- [Problem requirements]: When a line in the data below includes "this", pick it out and copy it.

- [Records to use]:
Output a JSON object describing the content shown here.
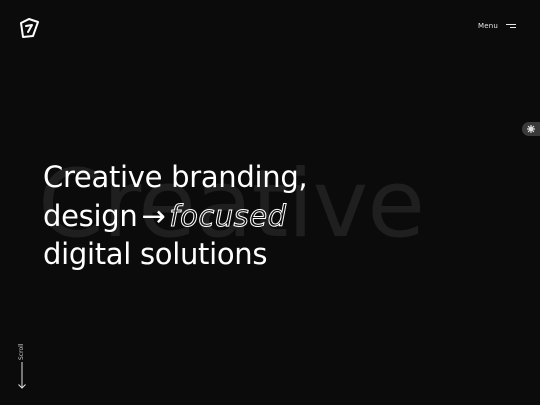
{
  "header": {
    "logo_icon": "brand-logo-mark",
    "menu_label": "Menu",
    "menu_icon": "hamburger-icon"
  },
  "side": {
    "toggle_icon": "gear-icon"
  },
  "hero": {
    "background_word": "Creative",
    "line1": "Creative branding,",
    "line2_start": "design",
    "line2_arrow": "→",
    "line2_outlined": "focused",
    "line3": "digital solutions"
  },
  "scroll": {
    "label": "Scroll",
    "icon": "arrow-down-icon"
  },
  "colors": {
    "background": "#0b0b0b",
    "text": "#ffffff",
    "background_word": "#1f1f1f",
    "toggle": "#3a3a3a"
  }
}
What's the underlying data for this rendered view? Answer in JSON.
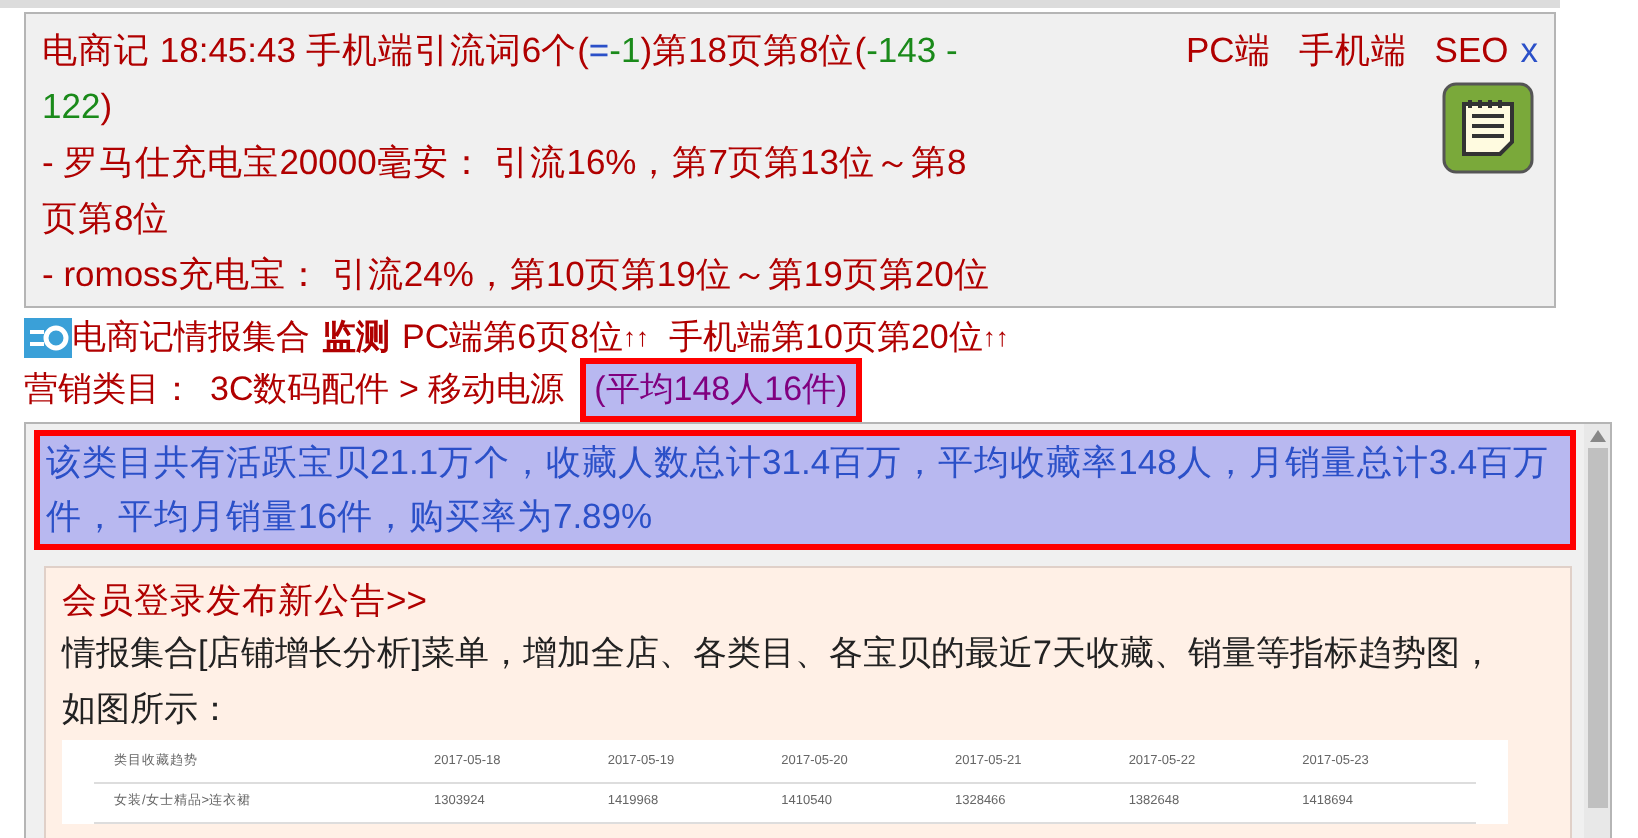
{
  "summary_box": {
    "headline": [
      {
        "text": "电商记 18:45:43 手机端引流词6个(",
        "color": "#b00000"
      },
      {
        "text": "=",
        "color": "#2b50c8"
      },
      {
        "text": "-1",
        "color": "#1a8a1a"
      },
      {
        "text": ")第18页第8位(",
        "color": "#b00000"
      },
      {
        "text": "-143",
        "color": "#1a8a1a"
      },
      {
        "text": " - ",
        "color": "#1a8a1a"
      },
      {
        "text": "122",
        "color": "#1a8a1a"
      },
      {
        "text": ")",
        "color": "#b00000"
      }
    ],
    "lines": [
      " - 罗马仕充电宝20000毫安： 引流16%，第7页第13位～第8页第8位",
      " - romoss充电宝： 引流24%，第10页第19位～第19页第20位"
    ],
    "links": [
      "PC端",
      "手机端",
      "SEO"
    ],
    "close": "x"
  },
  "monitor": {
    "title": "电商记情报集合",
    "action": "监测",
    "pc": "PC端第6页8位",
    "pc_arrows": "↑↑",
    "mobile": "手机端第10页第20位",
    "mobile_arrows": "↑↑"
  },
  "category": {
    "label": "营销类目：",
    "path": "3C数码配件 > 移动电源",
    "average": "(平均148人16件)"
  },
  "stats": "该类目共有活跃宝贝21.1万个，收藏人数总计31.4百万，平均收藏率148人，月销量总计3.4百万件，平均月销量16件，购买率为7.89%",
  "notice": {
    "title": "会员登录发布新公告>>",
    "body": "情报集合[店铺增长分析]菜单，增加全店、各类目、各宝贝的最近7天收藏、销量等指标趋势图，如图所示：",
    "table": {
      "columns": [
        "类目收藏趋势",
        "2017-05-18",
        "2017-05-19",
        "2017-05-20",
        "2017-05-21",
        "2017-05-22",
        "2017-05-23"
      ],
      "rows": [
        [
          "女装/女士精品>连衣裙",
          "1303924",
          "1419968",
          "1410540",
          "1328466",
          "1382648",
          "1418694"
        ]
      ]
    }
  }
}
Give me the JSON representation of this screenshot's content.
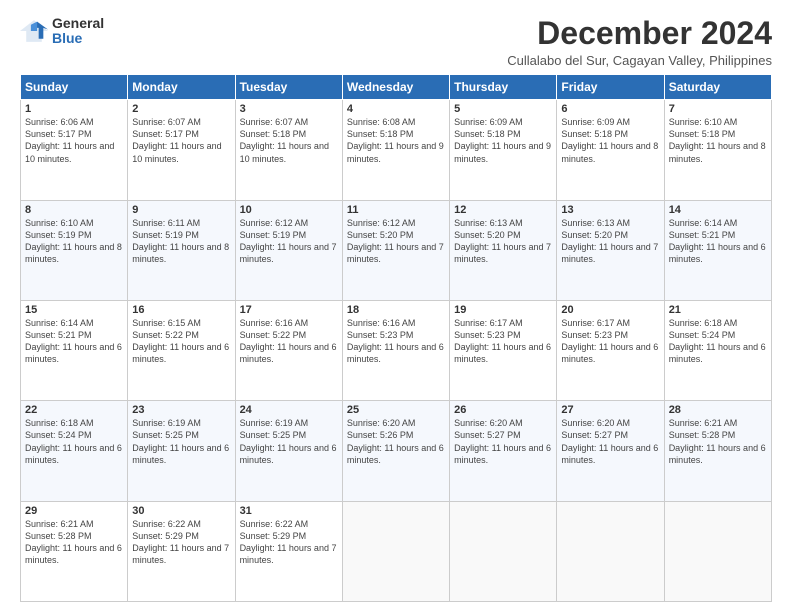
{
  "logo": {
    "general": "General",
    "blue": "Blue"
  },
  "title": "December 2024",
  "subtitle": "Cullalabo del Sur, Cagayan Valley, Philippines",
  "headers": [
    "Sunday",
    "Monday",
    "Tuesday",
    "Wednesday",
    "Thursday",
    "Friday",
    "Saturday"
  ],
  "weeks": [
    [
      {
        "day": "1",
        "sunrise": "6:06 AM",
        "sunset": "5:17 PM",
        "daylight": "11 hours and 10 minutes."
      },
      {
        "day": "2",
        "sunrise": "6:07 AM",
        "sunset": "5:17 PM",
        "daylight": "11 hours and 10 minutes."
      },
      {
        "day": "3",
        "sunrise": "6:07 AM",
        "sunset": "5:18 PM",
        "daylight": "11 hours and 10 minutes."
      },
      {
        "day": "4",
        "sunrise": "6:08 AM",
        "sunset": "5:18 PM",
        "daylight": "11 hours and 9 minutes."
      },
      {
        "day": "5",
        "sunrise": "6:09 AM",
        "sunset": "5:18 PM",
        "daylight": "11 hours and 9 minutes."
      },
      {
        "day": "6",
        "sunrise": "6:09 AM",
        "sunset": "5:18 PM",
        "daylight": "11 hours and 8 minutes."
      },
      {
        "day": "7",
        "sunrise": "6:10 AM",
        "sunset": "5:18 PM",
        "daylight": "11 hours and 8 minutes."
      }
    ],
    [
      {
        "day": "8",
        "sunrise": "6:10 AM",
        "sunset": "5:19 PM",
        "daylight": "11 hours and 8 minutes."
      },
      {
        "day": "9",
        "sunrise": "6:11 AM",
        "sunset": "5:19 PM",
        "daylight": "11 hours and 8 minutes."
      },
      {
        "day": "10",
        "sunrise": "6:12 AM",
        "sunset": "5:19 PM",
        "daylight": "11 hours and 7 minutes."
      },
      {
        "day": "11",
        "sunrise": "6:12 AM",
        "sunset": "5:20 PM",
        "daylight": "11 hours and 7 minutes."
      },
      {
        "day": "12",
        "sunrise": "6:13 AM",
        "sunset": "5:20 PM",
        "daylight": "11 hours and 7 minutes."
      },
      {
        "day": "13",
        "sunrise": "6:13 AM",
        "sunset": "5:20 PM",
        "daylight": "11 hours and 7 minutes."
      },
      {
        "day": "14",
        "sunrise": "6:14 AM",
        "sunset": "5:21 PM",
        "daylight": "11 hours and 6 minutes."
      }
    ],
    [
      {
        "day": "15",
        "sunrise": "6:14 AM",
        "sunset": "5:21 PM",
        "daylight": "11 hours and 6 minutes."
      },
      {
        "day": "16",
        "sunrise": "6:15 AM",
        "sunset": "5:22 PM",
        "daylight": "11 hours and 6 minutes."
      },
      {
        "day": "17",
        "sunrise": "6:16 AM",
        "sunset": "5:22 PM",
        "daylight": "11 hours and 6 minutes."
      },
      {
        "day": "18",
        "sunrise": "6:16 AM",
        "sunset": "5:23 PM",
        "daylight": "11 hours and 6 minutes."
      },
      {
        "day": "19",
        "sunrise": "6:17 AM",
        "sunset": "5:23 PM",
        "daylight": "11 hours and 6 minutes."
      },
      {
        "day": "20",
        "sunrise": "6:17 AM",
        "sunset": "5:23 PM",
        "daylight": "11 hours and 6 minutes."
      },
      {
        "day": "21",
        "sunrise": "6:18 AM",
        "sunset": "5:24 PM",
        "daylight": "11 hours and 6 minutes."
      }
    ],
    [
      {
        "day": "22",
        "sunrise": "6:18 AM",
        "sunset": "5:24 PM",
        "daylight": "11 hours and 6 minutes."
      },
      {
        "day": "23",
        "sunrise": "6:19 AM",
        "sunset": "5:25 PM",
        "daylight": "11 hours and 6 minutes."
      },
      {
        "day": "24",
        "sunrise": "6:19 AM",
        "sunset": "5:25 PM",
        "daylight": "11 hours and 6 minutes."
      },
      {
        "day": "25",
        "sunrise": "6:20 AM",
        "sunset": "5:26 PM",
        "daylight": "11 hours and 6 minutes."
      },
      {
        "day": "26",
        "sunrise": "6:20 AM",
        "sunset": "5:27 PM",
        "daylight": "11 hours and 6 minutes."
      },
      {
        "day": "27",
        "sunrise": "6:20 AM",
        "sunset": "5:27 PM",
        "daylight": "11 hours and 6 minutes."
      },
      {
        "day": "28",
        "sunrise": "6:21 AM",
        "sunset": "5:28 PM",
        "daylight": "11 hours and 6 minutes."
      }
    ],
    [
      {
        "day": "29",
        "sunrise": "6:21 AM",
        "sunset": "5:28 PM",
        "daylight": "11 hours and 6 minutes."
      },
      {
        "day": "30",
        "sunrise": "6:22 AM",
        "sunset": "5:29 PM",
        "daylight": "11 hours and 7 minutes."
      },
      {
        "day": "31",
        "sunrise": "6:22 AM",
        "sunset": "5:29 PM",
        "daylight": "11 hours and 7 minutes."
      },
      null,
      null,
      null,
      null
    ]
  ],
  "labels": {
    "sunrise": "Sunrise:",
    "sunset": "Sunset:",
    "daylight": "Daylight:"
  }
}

- [Task answer]:
What's the underlying data for this rendered view? Answer in JSON.
Give me the JSON representation of this screenshot's content.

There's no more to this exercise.